             for (int j = cookies.length; --j >= 0;) {
                if (cookies[j].getName().equals("my.locale")) {
                     //determine the locale
                     String val = cookies[j].getValue();
                     Locale locale = org.zkoss.util.Locales.getLocale(val);
                     sess.setAttribute(Attributes.PREFERRED_LOCALE, locale);

To make it effective, you have to register it in WEB-INF/zk.xml as a listener. Once registered, the request method is called each time ZK receives a request.


Note: An instance of the interceptor is instantiated when it is registered. It is then shared among all requests in the same application. Thus, you have to make sure it can be accessed concurrently (i.e., thread-safe).

Note: The request method is called at very early stage, before the request parameters are parsed. Thus, it is recommended to access them in this method, unless you configured the locale and character encoding properly for the request.

Change Locale at Run-time

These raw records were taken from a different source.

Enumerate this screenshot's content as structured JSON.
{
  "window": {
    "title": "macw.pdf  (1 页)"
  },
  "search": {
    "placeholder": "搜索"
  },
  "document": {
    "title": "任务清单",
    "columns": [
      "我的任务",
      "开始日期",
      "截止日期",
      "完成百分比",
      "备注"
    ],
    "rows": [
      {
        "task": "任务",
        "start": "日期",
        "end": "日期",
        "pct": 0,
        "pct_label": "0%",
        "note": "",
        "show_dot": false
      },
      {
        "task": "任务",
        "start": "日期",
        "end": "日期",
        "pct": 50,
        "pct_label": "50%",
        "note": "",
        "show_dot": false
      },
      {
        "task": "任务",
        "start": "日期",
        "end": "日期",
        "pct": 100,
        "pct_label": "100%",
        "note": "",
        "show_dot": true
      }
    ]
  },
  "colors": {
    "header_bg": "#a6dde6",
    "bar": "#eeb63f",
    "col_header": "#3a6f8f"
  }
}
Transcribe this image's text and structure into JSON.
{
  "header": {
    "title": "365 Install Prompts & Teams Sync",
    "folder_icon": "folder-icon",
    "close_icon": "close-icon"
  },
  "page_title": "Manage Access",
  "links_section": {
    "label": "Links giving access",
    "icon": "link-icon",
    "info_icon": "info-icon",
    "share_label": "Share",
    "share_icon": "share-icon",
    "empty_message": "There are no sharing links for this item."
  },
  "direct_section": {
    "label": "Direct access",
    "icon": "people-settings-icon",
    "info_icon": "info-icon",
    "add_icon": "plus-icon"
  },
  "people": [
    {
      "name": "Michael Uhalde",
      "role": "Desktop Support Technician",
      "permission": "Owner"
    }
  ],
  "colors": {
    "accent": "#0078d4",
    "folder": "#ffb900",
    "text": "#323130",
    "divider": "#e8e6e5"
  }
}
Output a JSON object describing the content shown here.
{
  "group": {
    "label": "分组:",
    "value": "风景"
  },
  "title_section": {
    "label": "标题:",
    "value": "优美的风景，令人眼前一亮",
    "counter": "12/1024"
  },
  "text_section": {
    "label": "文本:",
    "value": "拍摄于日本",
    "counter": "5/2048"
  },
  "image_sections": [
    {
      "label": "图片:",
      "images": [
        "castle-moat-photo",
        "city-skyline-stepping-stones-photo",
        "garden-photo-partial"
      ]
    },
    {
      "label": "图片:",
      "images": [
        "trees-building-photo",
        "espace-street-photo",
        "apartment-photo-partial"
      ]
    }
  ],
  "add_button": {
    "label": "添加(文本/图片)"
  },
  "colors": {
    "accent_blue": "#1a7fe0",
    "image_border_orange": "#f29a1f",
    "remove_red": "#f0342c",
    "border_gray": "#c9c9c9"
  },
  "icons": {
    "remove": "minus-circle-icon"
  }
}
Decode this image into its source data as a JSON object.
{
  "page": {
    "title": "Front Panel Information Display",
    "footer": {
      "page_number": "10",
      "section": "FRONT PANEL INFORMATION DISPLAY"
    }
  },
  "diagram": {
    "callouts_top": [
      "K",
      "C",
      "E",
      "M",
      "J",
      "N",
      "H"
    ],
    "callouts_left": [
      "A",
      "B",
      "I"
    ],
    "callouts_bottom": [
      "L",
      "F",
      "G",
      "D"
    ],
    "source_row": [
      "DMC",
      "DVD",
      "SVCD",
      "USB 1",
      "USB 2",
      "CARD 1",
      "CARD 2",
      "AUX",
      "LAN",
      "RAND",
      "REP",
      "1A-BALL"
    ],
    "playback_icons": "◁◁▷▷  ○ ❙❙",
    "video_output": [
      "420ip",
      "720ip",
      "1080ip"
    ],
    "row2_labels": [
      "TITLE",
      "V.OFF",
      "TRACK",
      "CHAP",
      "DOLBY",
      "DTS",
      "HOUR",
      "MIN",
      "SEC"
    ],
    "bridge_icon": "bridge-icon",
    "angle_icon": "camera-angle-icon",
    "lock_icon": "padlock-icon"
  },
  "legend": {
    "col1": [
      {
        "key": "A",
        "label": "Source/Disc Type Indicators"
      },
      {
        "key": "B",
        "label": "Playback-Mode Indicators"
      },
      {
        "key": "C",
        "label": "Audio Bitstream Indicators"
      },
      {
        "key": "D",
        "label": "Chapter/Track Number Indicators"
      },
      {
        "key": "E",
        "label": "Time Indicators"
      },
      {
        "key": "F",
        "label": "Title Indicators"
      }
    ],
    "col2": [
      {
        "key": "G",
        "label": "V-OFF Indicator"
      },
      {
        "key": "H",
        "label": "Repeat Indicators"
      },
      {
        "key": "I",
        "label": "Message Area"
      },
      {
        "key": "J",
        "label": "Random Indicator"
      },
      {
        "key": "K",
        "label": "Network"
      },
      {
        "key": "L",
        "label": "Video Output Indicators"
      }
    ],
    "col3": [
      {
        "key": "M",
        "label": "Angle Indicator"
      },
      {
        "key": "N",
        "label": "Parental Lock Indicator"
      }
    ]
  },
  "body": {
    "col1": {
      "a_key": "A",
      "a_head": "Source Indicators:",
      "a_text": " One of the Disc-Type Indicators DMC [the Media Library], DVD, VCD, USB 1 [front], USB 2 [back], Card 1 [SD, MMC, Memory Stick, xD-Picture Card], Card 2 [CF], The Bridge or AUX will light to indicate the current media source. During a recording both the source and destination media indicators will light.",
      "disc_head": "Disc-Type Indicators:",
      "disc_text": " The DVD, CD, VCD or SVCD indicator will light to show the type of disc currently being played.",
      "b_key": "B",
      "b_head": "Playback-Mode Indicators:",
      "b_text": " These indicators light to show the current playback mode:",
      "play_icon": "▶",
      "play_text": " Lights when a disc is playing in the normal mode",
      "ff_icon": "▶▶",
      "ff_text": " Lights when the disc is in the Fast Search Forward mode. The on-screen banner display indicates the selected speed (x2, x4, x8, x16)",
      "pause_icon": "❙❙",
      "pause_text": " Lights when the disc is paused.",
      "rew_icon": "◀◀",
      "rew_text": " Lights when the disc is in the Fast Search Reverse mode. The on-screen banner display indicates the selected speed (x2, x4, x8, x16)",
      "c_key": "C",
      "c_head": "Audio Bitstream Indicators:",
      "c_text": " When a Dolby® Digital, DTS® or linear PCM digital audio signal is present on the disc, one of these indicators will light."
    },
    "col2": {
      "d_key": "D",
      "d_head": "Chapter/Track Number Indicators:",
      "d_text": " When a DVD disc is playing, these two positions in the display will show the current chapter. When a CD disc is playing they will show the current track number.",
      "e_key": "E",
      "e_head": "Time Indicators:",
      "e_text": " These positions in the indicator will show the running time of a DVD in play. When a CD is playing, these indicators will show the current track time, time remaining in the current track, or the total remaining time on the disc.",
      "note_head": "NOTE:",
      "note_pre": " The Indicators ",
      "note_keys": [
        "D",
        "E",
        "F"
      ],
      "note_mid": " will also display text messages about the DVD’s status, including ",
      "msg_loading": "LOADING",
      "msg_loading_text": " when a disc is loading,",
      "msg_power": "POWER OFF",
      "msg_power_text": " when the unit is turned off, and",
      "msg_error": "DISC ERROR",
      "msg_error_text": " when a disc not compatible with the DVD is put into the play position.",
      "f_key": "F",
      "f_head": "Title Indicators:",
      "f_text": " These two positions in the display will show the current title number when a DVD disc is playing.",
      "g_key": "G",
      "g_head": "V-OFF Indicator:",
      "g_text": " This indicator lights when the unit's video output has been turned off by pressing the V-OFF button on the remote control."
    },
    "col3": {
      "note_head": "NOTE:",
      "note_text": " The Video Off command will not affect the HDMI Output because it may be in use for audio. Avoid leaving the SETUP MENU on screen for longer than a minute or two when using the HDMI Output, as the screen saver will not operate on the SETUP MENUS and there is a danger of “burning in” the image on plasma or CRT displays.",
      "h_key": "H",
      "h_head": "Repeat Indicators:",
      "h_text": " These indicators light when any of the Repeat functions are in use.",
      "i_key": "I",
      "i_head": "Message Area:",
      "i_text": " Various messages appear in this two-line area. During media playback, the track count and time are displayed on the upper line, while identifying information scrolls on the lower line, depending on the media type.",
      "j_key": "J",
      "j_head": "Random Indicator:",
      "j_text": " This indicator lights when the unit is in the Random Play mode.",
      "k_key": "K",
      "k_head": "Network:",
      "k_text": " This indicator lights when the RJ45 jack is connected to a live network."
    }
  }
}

When changing the locale dynamically at the run-time (i.e., under an AU request), it is important to notice:

  1. The Locale-dependent messages have been sent to the client, and they have to be reloaded.
  2. The current thread's default locale has to be changed since Locale-dependent components and functionality depend on it.

Reload with sendRedirect

The simplest way to solve the issues is to ask the browser to reload the whole page by use of Executions.sendRedirect(String).

For example,

session.setAttribute(Attributes.PREFERRED_LOCALE, locale);
Executions.sendRedirect(null); //reload the same page

Notice that Executions.sendRedirect(String) will cause the client to reload the page, so any updates to the current desktop will be lost.

Change without Reloading

If you prefer to keep the current desktop, you have to ask the browser to reload the messages, and change the default locale used by the current thread if you're going to access any component and functionality that depends on it. The reloading of messages can be done by invoking Clients.reloadMessages(Locale), while the setting of the default locale can be done by the use of Locales.setThreadLocal(Locale)

For example,

session.setAttribute(Attributes.PREFERRED_LOCALE, locale);

Last Update : 2024/02/05

Copyright © Potix Corporation. This article is licensed under GNU Free Documentation License.